I threw myself at her feet; I took her hands, and wetting them with my tears, said, "Charlotte! Charlotte! the benediction of Heaven is upon you, and the spirit of your mother." -- "If you had but known her, she said, and pressed my hand -- "she was worthy of being known to you." -- I was motionless; never had I received praise so flattering. "And this woman was to die in the flower of her age; the youngest of her children was but six months old. her illness was short; she was resigned and calm: nothing gave her any anxiety but her children, and more particularly the youngest. When she found her end approaching, she bade me go and fetch them; and when they were all around her bed, the little ones who did not know their misfortune, and the great ones who were quite overcome with sorrow, she raised her feeble hands to Heaven, hung over them, and {106} prayed for them, then kissed them one after the other, sent them back, and said to me, "Be you their mother." I held out my hand to her. "You promise much, my child; a mother's fondness and a mother's care. Your tears of affection and gratitude have often shewn me that you felt what was a mother's tenderness -- shew such tenderness to your brothers and sisters: and to your father be dutiful and faithful as a wife; you will be his comfort." She asked for him. He was gone out to hide the bitterness of his grief; he felt all that he was to lose, and his heart was in agonies.

"You Albert, were in the room. She heard somebody move; asked who it was, and desired you to come to her. She looked at us both with great composure and satisfaction in her countenance, and said, "They will be happy, they will be happy with one another!" -- Albert, taking her in his arms, cried out, "Yes, Charlotte, we are and shall be happy." -- {107} Even the calm Albert was moved; -- I was quite out of my senses.

"And such a woman," she continued, "was to leave us, Werter! -- Great God! must we thus part with every thing we hold dear in this world! Nobody feels this more keenly than children; they cried and lamented for a long time afterwards, that black men had carried away their dear mamma!"

Charlotte got up; -- it rouzed me -- but I remained sitting, and held her hand. "Let us go," said she; "it is quite time." She drew away her hand; I grasped it still closer. "We shall see one another again," I said; "we shall find one another out; under whatever form it is, we shall know one another. I am going; yes, I am going of my own accord; but if it was for ever, it would be more than I could bear. Adieu, Charlotte! Adieu, Albert! we shall see one another again." -- "Yes, to-morrow, I fancy, she added, smiling. I felt the word to- {108} morrow.
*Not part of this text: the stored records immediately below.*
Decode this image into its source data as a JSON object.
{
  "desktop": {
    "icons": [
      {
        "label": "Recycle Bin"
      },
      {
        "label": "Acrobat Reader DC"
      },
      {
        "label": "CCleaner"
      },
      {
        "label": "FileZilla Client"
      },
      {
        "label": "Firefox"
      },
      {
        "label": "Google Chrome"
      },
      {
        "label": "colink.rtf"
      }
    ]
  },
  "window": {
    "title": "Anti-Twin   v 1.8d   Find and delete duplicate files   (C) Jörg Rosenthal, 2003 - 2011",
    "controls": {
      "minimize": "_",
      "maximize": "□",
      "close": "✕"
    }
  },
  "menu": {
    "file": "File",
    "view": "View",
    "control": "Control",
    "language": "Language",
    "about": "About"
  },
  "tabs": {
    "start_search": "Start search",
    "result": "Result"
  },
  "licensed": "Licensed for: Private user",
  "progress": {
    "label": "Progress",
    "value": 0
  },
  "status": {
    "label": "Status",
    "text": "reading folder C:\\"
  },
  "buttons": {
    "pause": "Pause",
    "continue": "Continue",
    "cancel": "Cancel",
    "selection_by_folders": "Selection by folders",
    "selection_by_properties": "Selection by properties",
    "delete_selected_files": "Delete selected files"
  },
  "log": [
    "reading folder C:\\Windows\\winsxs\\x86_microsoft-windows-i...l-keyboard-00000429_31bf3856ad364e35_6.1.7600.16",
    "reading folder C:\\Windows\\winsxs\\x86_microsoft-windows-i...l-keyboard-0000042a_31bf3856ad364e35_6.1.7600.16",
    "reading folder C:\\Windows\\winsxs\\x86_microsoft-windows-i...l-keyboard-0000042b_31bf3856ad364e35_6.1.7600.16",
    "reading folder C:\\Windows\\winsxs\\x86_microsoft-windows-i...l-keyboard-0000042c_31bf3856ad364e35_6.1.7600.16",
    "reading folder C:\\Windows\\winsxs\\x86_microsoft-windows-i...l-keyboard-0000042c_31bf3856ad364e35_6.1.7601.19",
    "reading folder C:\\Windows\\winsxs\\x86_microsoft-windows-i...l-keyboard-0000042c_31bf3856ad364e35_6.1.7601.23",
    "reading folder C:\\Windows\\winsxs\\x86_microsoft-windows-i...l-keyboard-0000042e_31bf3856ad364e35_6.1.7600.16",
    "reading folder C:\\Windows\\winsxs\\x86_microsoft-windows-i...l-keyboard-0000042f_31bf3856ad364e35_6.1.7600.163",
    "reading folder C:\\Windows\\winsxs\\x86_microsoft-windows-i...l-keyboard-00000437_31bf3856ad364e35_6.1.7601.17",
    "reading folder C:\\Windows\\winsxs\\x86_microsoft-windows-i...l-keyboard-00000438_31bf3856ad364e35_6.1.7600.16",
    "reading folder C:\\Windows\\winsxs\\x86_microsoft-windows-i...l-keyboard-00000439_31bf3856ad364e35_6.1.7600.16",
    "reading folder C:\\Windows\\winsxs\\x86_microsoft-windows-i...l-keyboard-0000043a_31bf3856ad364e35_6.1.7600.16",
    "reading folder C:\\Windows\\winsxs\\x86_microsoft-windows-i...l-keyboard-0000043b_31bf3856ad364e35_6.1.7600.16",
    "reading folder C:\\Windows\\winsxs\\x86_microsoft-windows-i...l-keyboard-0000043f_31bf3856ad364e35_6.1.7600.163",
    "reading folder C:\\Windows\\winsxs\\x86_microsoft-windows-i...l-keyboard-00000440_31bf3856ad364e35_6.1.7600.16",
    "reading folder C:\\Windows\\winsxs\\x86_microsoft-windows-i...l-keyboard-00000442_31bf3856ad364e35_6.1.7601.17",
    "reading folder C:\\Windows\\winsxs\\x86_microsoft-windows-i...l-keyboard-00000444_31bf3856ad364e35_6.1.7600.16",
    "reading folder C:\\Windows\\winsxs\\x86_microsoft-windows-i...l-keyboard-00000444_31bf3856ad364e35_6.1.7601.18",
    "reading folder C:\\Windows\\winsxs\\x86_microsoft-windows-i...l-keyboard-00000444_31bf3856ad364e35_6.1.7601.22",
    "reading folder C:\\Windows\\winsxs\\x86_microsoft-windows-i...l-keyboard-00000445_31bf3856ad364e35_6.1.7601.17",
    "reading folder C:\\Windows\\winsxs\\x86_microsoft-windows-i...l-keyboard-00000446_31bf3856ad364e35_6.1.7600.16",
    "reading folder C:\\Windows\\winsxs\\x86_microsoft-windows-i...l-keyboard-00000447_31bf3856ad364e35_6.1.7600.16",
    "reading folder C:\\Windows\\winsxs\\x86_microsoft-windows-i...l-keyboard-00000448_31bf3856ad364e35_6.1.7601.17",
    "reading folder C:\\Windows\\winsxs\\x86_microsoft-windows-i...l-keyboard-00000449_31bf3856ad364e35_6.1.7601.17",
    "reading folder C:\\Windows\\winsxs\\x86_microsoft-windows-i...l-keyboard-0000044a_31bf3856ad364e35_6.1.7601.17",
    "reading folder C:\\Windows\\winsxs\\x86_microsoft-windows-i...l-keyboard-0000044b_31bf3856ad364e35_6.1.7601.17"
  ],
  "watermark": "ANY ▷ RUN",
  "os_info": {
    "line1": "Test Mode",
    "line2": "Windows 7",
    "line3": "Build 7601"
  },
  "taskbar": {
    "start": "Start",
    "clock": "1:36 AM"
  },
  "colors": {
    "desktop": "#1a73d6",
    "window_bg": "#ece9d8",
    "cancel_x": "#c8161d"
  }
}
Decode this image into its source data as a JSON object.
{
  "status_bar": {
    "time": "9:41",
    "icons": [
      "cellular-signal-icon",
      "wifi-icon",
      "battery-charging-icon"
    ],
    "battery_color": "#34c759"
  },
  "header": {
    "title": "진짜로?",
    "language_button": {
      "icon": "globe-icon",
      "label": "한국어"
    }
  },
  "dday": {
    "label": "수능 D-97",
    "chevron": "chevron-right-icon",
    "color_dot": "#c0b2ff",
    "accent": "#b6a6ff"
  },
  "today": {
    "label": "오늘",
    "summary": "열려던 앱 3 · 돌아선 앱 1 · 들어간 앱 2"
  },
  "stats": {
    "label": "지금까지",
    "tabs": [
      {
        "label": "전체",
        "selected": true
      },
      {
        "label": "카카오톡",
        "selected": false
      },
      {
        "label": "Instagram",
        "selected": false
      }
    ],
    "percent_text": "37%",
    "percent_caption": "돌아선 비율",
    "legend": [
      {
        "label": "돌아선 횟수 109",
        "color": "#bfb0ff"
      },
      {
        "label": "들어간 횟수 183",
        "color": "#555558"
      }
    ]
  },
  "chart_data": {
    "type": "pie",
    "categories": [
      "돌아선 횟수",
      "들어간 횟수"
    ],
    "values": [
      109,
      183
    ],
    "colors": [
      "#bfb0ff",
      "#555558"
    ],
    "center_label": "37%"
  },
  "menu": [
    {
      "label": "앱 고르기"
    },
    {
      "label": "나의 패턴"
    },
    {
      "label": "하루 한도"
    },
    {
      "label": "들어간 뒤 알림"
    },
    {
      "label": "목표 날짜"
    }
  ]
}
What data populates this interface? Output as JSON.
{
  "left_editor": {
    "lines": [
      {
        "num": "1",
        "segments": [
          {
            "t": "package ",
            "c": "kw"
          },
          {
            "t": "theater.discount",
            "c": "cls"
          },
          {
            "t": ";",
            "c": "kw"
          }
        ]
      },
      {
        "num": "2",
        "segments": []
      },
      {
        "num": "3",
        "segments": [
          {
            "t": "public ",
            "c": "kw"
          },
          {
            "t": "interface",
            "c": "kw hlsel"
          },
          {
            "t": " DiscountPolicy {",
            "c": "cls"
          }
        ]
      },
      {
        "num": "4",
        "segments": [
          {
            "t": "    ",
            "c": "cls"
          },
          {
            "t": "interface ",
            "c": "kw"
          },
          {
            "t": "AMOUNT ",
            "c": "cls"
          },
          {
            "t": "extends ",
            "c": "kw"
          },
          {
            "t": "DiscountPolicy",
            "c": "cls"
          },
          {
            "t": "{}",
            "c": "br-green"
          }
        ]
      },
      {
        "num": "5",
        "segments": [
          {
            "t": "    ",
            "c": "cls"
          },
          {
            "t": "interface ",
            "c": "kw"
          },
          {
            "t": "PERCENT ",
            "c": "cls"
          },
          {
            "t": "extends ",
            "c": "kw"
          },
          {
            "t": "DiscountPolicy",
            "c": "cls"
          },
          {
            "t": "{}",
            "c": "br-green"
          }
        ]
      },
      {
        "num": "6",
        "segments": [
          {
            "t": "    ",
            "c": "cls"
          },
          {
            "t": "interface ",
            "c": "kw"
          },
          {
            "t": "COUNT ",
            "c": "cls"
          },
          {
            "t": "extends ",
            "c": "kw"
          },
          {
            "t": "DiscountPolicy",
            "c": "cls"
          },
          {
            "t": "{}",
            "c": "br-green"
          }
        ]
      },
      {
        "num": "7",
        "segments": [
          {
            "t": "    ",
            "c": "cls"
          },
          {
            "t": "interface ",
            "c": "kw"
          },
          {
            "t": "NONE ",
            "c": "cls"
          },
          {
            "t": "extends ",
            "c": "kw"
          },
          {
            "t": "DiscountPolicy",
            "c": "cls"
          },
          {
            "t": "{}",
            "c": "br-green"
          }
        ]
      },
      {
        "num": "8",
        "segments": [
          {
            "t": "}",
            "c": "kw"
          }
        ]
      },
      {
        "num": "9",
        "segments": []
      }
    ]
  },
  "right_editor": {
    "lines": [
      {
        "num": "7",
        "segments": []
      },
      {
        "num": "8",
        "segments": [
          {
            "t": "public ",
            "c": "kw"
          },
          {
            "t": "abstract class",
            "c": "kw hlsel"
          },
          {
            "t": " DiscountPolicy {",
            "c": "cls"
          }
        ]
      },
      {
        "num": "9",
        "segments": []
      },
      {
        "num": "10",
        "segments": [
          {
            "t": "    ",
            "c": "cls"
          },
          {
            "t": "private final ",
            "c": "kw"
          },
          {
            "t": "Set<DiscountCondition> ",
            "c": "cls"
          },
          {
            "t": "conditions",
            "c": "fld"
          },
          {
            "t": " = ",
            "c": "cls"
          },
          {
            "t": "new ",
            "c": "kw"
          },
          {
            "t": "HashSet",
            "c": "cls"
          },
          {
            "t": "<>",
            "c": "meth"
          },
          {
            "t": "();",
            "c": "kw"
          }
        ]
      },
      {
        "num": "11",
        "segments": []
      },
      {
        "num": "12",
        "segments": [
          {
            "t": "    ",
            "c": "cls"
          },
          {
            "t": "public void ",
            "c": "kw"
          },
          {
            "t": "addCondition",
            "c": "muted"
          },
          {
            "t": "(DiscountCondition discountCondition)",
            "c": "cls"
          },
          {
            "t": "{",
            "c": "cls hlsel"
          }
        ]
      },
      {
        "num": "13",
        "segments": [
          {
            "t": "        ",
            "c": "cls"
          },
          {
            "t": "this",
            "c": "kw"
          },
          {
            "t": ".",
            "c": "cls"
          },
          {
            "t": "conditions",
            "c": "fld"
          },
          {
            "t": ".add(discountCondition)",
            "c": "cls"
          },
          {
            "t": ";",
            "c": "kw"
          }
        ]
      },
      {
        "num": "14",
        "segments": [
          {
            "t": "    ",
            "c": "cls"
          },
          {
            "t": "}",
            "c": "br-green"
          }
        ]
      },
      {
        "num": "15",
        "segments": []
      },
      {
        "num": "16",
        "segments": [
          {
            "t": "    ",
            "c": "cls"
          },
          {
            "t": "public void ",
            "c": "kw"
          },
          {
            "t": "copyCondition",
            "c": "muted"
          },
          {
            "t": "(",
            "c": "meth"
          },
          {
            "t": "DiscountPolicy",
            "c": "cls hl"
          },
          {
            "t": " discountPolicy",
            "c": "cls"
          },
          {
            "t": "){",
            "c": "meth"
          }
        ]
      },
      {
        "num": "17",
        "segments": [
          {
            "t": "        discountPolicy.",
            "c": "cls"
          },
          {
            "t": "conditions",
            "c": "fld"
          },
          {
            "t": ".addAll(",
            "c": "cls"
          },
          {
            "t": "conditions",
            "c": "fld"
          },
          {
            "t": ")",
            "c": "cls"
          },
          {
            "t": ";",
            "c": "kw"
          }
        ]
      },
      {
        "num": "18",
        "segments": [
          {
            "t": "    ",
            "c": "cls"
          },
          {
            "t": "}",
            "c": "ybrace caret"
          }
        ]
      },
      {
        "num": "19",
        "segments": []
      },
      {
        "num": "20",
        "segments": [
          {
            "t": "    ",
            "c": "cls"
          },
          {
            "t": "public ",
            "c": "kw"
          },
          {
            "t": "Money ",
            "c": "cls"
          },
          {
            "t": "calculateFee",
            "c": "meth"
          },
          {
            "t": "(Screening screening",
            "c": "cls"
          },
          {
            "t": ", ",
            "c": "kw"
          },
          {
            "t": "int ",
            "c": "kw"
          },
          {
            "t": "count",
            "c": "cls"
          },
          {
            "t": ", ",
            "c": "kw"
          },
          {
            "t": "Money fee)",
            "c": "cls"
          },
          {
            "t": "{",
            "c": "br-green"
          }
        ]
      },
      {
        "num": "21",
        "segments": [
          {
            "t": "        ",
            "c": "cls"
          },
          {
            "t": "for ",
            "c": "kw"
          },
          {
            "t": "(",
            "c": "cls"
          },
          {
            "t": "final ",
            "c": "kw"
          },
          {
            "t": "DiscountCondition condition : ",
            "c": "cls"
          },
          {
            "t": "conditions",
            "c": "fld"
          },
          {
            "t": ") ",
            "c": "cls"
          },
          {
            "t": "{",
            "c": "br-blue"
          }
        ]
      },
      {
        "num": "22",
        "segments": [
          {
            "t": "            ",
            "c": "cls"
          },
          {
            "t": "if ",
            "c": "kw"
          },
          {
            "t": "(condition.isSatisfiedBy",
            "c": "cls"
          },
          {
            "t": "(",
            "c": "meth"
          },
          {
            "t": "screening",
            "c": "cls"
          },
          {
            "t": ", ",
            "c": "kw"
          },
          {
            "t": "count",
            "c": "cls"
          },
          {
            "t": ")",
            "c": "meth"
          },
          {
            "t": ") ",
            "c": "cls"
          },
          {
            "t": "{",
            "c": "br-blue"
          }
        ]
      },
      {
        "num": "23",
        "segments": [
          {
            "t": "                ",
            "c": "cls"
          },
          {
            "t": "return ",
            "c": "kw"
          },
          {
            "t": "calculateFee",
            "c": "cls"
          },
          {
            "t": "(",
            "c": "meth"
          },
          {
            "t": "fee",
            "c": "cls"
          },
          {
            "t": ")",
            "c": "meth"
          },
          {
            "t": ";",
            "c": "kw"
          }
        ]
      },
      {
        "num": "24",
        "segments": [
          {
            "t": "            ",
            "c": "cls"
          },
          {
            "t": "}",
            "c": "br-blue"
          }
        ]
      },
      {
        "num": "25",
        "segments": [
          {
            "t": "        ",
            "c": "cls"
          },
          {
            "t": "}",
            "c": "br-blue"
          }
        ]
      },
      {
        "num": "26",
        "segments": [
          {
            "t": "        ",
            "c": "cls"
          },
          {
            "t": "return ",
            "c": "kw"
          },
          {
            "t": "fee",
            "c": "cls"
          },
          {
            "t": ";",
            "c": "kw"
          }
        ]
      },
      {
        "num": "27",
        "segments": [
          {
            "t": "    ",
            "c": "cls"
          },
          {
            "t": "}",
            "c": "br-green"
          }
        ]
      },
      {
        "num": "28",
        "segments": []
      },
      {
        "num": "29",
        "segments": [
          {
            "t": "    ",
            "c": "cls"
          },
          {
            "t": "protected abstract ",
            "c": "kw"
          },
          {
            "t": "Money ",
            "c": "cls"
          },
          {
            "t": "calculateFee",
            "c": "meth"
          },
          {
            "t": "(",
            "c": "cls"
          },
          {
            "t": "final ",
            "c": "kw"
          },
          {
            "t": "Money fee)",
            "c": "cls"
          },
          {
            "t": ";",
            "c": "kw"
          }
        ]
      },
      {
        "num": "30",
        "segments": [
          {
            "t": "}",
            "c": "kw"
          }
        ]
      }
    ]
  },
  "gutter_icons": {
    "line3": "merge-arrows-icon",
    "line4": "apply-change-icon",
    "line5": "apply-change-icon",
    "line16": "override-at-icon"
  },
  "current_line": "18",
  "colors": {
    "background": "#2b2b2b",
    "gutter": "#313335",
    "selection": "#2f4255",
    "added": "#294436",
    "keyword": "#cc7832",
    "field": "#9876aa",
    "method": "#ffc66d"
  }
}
Alas! she scarcely knew when she withdrew her hand from me. -- She went down the walk: I stood and followed her with my eyes, then threw myself on the ground in a passion of tears; I got up again, and ran up to the terrace, and there I still saw, under the shade of the lime-trees, her white gown waving near the garden gate. I stretched out my arms, and she disappeared!